--- START ---

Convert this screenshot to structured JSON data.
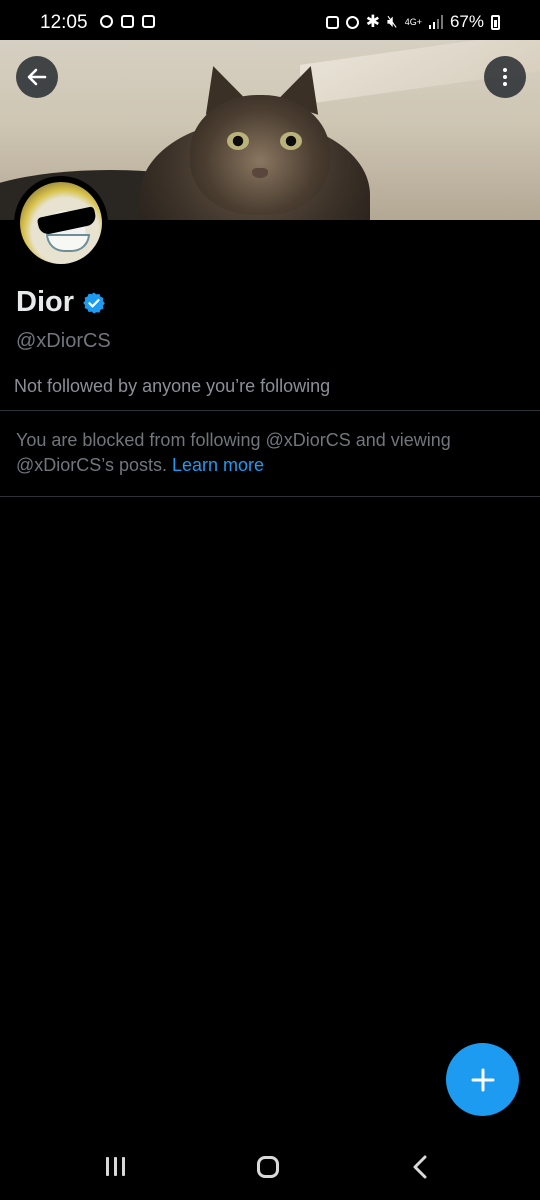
{
  "status_bar": {
    "time": "12:05",
    "battery": "67%",
    "network": "4G+",
    "icons": [
      "bulb-icon",
      "phone-icon",
      "record-icon",
      "lock-icon",
      "alarm-icon",
      "bluetooth-icon",
      "mute-icon",
      "signal-icon",
      "battery-icon"
    ]
  },
  "header": {
    "back_icon": "arrow-left-icon",
    "more_icon": "more-vertical-icon"
  },
  "profile": {
    "name": "Dior",
    "verified": true,
    "handle": "@xDiorCS",
    "followed_by": "Not followed by anyone you’re following",
    "blocked_text": "You are blocked from following @xDiorCS and viewing @xDiorCS’s posts.",
    "learn_more": "Learn more"
  },
  "colors": {
    "accent": "#1d9bf0",
    "background": "#000000",
    "muted_text": "#71767b",
    "divider": "#2f3336"
  },
  "fab": {
    "icon": "plus-icon"
  },
  "nav_bar": {
    "recent_icon": "recents-icon",
    "home_icon": "home-icon",
    "back_icon": "back-chevron-icon"
  }
}
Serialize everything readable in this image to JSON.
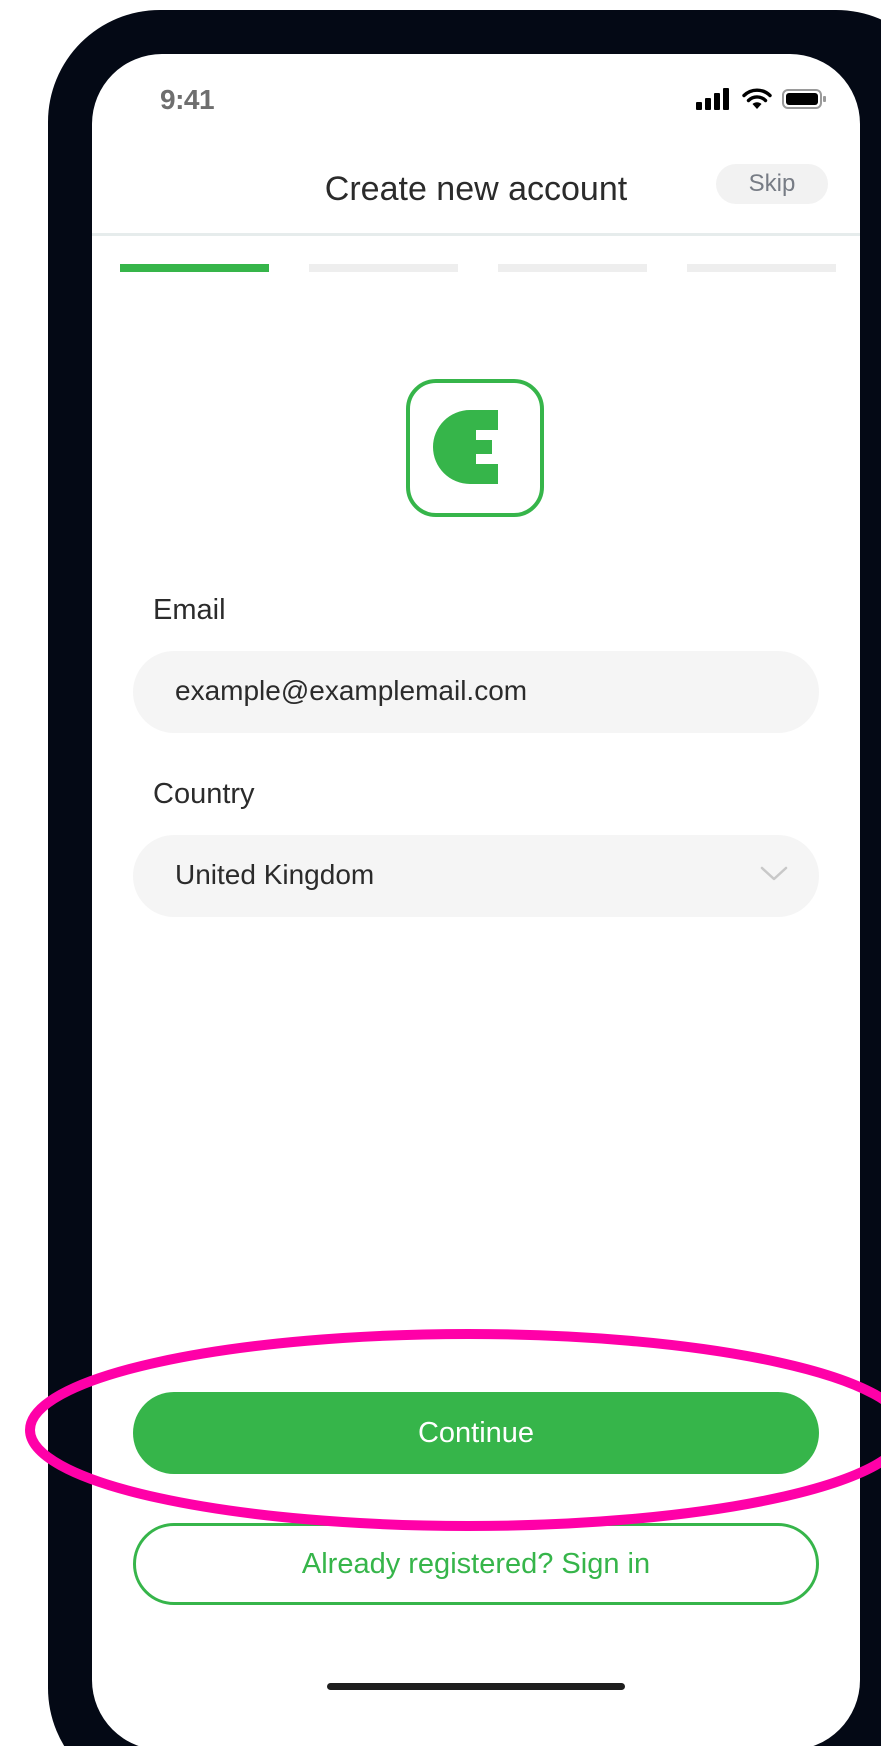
{
  "status_bar": {
    "time": "9:41"
  },
  "header": {
    "title": "Create new account",
    "skip_label": "Skip"
  },
  "progress": {
    "total_steps": 4,
    "current_step": 1
  },
  "form": {
    "email_label": "Email",
    "email_value": "example@examplemail.com",
    "country_label": "Country",
    "country_value": "United Kingdom"
  },
  "buttons": {
    "continue_label": "Continue",
    "signin_label": "Already registered? Sign in"
  },
  "icons": {
    "signal": "cellular-signal-icon",
    "wifi": "wifi-icon",
    "battery": "battery-icon",
    "chevron": "chevron-down-icon",
    "logo": "app-logo"
  },
  "colors": {
    "accent": "#36b54a",
    "phone_frame": "#040915",
    "annotation": "#ff00a8",
    "field_background": "#f5f5f5"
  }
}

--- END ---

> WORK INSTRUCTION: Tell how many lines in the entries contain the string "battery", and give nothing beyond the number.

> SOLUTION TO THE EXERCISE: 3